 The Etransient start time (t0) and its velocity in the x-direction (Vtransient) can be constrained from the spacecraft data. In the simplest case in which Etransient is suddenly turned on (i.e., no growth or motion), Vtransient is not a factor and t0 is simply found based on when the spacecraft observe the injection signature. Vtransient comes into play when a traveling electric field is desired and can more easily be constrained when the spacecraft are aligned in XGSM down the tail to enable timing. The Etransient lifetime at Xmax is measured by how long the spacecraft observed elevated efluxes, and the Etransientramp-down is constrained by how long it takes for the spectra to return to the pre-injection level. In this paper theEtransient lifetime at Xmax corresponds to the length of time the electric field stays at full strength after reaching Xmax (i.e., after Vtransient → 0), and was only included in Case 1. This lifetime, albeit a constrained parameter based on the duration of the elevated fluxes at various spacecraft, is not a main topic of interest since we do not attempt to explain the source of Etransient other than to say it is enabled by transient reconnection in the midtail.

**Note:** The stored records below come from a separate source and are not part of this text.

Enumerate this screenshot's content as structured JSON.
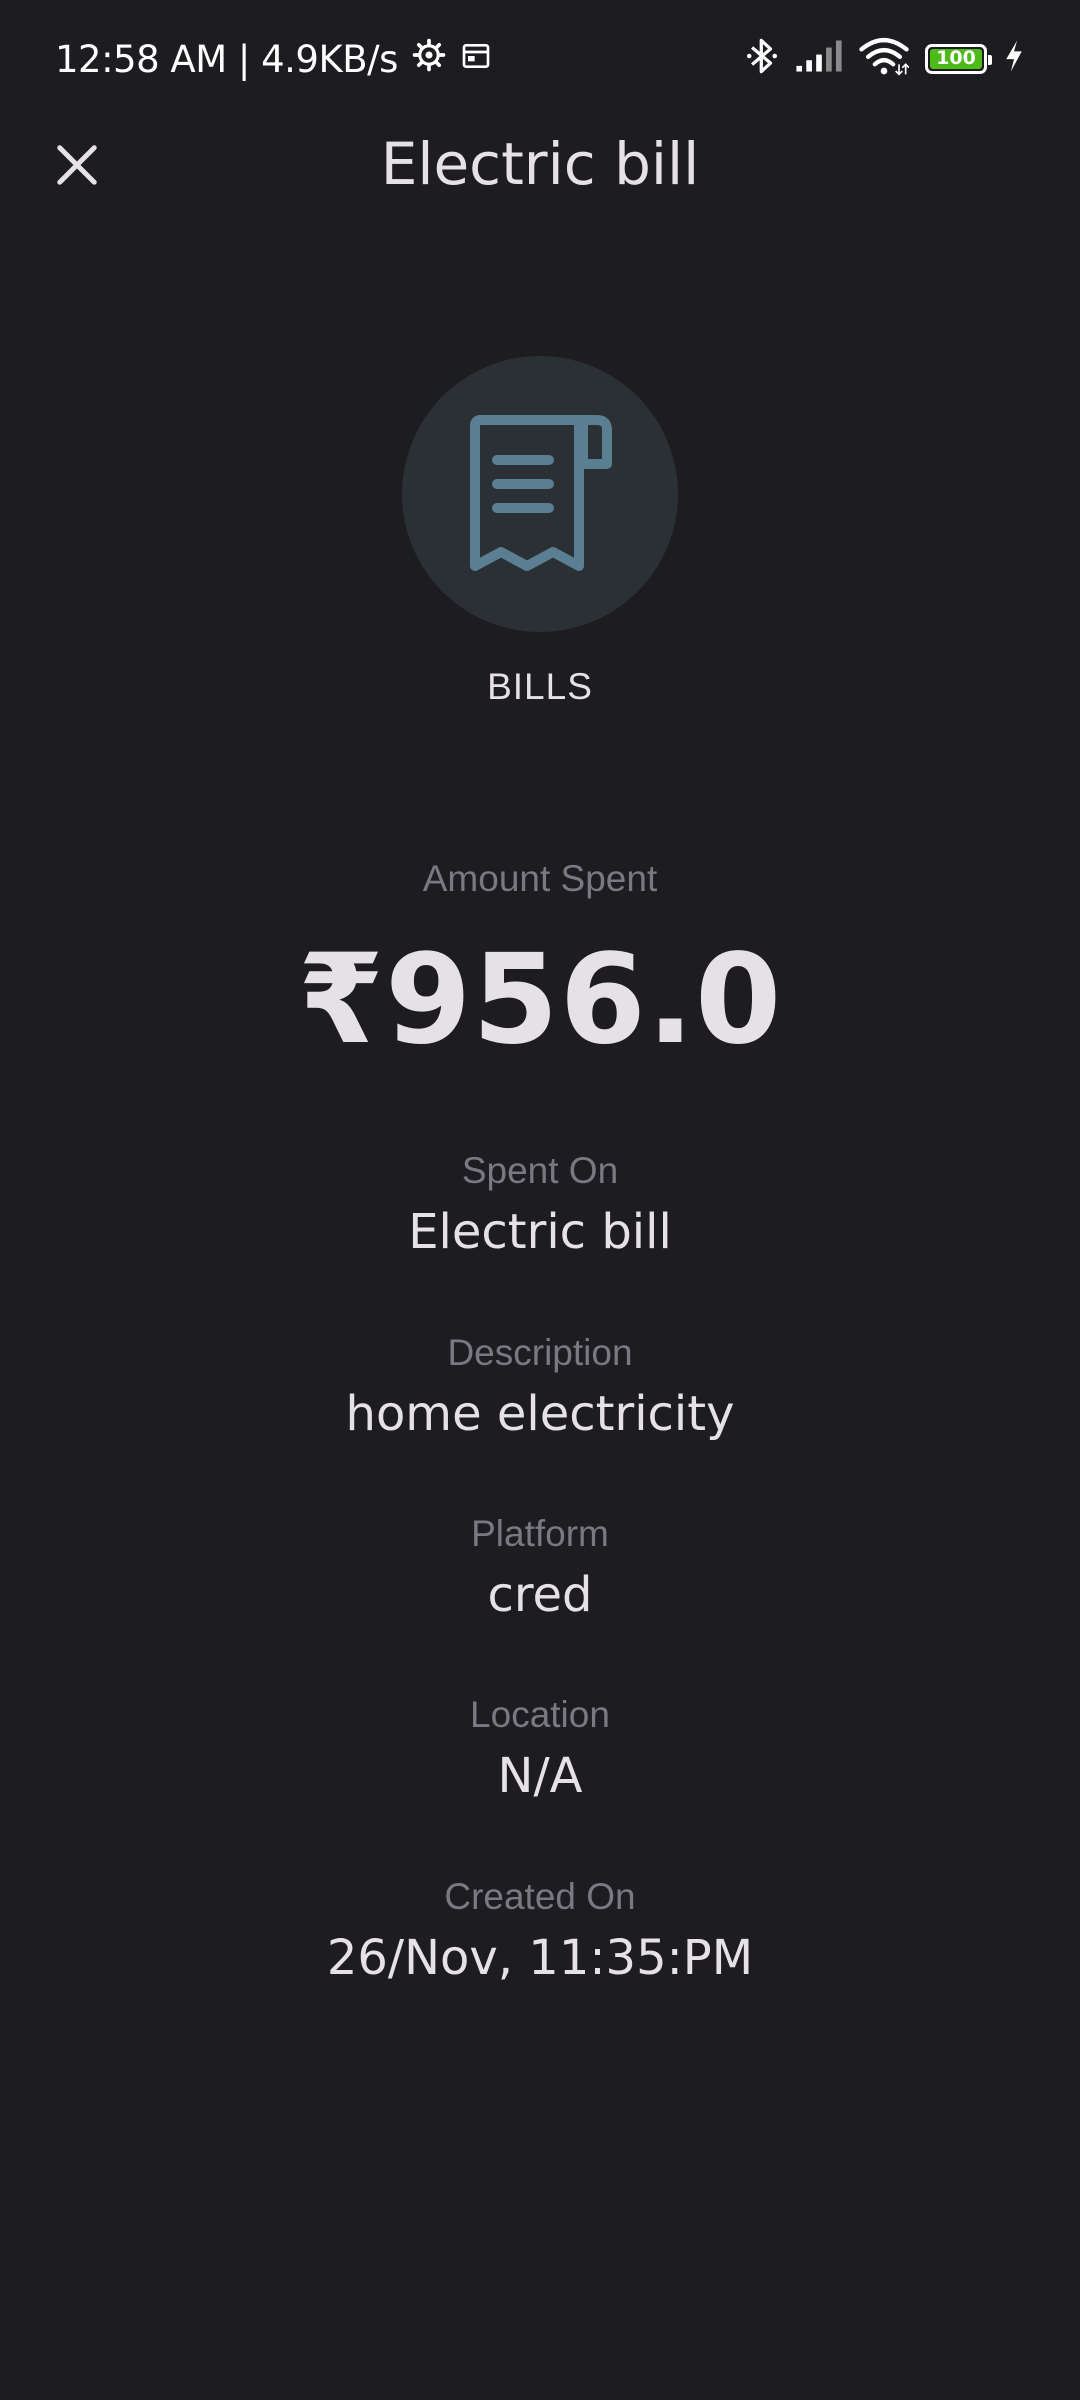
{
  "status_bar": {
    "time_speed": "12:58 AM | 4.9KB/s",
    "battery_level": "100",
    "battery_color": "#4cbb17"
  },
  "app_bar": {
    "close_icon": "close-icon",
    "title": "Electric bill"
  },
  "category": {
    "icon": "receipt-icon",
    "icon_color": "#5b7f92",
    "label": "BILLS"
  },
  "amount": {
    "label": "Amount Spent",
    "value": "₹956.0"
  },
  "details": [
    {
      "label": "Spent On",
      "value": "Electric bill"
    },
    {
      "label": "Description",
      "value": "home electricity"
    },
    {
      "label": "Platform",
      "value": "cred"
    },
    {
      "label": "Location",
      "value": "N/A"
    },
    {
      "label": "Created On",
      "value": "26/Nov, 11:35:PM"
    }
  ]
}
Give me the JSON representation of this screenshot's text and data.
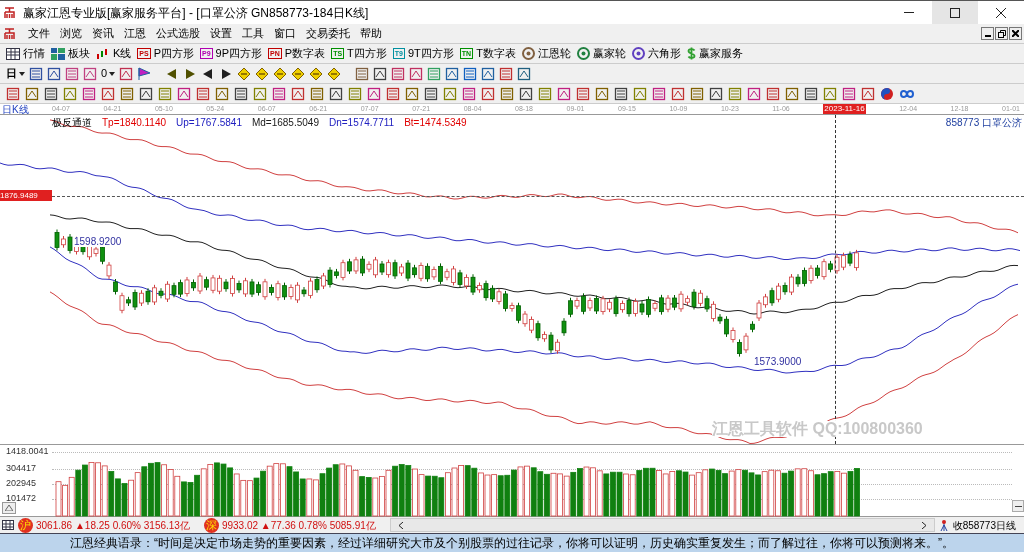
{
  "window": {
    "title": "赢家江恩专业版[赢家服务平台] - [口罩公济  GN858773-184日K线]"
  },
  "menu": [
    "文件",
    "浏览",
    "资讯",
    "江恩",
    "公式选股",
    "设置",
    "工具",
    "窗口",
    "交易委托",
    "帮助"
  ],
  "toolbar": [
    {
      "kind": "grid",
      "label": "行情"
    },
    {
      "kind": "blocks",
      "label": "板块"
    },
    {
      "kind": "candles",
      "label": "K线"
    },
    {
      "kind": "badge",
      "badge": "PS",
      "color": "#c00000",
      "label": "P四方形"
    },
    {
      "kind": "badge",
      "badge": "P9",
      "color": "#b000b0",
      "label": "9P四方形"
    },
    {
      "kind": "badge",
      "badge": "PN",
      "color": "#c00000",
      "label": "P数字表"
    },
    {
      "kind": "badge",
      "badge": "TS",
      "color": "#009000",
      "label": "T四方形"
    },
    {
      "kind": "badge",
      "badge": "T9",
      "color": "#0090a0",
      "label": "9T四方形"
    },
    {
      "kind": "badge",
      "badge": "TN",
      "color": "#009000",
      "label": "T数字表"
    },
    {
      "kind": "wheel",
      "color": "#806040",
      "label": "江恩轮"
    },
    {
      "kind": "wheel",
      "color": "#208040",
      "label": "赢家轮"
    },
    {
      "kind": "wheel",
      "color": "#6040c0",
      "label": "六角形"
    },
    {
      "kind": "dollar",
      "label": "赢家服务"
    }
  ],
  "period_dropdown": "日",
  "count_dropdown": "0",
  "date_axis": {
    "ticks": [
      {
        "label": "04-07",
        "selected": false
      },
      {
        "label": "04-21",
        "selected": false
      },
      {
        "label": "05-10",
        "selected": false
      },
      {
        "label": "05-24",
        "selected": false
      },
      {
        "label": "06-07",
        "selected": false
      },
      {
        "label": "06-21",
        "selected": false
      },
      {
        "label": "07-07",
        "selected": false
      },
      {
        "label": "07-21",
        "selected": false
      },
      {
        "label": "08-04",
        "selected": false
      },
      {
        "label": "08-18",
        "selected": false
      },
      {
        "label": "09-01",
        "selected": false
      },
      {
        "label": "09-15",
        "selected": false
      },
      {
        "label": "10-09",
        "selected": false
      },
      {
        "label": "10-23",
        "selected": false
      },
      {
        "label": "11-06",
        "selected": false
      },
      {
        "label": "2023-11-16",
        "selected": true
      },
      {
        "label": "12-04",
        "selected": false
      },
      {
        "label": "12-18",
        "selected": false
      },
      {
        "label": "01-01",
        "selected": false
      }
    ]
  },
  "chart": {
    "period": "日K线",
    "indicator": "极反通道",
    "values": [
      {
        "text": "Tp=1840.1140",
        "color": "#e00000"
      },
      {
        "text": "Up=1767.5841",
        "color": "#2020c0"
      },
      {
        "text": "Md=1685.5049",
        "color": "#202020"
      },
      {
        "text": "Dn=1574.7711",
        "color": "#2020c0"
      },
      {
        "text": "Bt=1474.5349",
        "color": "#e00000"
      }
    ],
    "stock": "858773  口罩公济",
    "cursor_price": "1876.9489",
    "high_label": "1598.9200",
    "low_label": "1573.9000",
    "caption": "江恩工具软件   QQ:100800360"
  },
  "volume": {
    "labels": [
      "1418.0041",
      "304417",
      "202945",
      "101472"
    ]
  },
  "status_bar": {
    "indices": [
      {
        "badge": "沪",
        "text": "3061.86 ▲18.25 0.60% 3156.13亿"
      },
      {
        "badge": "深",
        "text": "9933.02 ▲77.36 0.78% 5085.91亿"
      }
    ],
    "right": "收858773日线"
  },
  "quote": "江恩经典语录：“时间是决定市场走势的重要因素，经过详细研究大市及个别股票的过往记录，你将可以证明，历史确实重复发生；而了解过往，你将可以预测将来。”。"
}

Rather, our interest is in the physics of the particle injection and propagation, including spectral features such as: the dip in eflux near the beginning of the injection; the max attainable energy; the dispersion in the energy spectrograms; and the depletion in eflux following injections.
 We acknowledge NASA contract NAS5–02099 and NSF grant 1044495 for use of data from the THEMIS Mission; C. W. Carlson and J. P. McFadden for use of ESA data; D. E. Larson and R. P. Lin for use of SST data; K. H. Glassmeier, U. Auster and W. Baumjohann for the use of FGM data provided under the lead of the Technical University of Braunschweig and with financial support through the German Ministry for Economy and Technology and the German Center for Aviation and Space (DLR) under contract 50 OC 0302; J. W. Bonnell and F. S. Mozer for use of EFI data. We thank Victor Sergeev for meaningful discussion regarding our model, Chih-Ping Wang for his help in describing the two-kappa phase space densities observed in the magnetotail, and Margaret Kivelson and Xuzhi Zhou for insights on the relationships between flows, magnetic fields and electric fields. We also acknowledge and thank Judy Hohl for her assistance in editing this paper and Patrick Cruce for his help with the software.
 Masaki Fujimoto thanks the reviewers for their assistance in evaluating this paper.